Exercise directions = Taking each line of the material below in turn, count those containing the string "subtitle". Provide the number alone.

Supplied data =
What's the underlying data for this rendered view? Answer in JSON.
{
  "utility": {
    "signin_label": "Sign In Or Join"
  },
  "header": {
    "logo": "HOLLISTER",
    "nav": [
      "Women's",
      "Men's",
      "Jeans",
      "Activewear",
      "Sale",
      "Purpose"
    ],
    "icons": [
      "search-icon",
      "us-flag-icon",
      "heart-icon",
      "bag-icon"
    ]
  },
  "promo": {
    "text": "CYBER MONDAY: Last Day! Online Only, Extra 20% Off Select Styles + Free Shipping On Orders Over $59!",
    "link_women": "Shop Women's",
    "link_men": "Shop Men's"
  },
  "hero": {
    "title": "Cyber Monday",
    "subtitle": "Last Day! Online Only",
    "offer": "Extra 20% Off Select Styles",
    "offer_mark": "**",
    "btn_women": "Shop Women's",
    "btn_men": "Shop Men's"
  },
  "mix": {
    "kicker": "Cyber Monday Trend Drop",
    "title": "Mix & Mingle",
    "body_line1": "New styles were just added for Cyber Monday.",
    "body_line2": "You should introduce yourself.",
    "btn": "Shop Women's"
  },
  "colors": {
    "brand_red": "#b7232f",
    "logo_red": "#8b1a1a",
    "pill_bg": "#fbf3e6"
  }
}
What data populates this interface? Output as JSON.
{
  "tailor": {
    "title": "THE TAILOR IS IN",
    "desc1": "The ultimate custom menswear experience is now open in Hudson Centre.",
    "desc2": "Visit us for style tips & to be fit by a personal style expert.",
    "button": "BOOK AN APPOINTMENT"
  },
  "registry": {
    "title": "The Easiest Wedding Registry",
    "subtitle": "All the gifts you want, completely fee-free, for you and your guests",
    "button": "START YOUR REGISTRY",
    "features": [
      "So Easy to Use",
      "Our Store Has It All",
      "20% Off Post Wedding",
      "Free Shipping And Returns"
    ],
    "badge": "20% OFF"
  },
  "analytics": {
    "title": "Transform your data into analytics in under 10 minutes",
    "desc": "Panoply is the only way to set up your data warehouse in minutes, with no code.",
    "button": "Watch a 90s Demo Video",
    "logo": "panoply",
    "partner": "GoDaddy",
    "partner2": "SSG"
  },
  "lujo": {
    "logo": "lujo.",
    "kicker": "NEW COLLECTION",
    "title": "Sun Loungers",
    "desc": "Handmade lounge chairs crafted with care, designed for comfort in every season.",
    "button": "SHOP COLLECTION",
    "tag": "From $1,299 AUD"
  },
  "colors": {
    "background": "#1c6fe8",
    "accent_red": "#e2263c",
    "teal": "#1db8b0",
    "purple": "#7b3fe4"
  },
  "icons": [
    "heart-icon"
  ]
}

Finished task = 2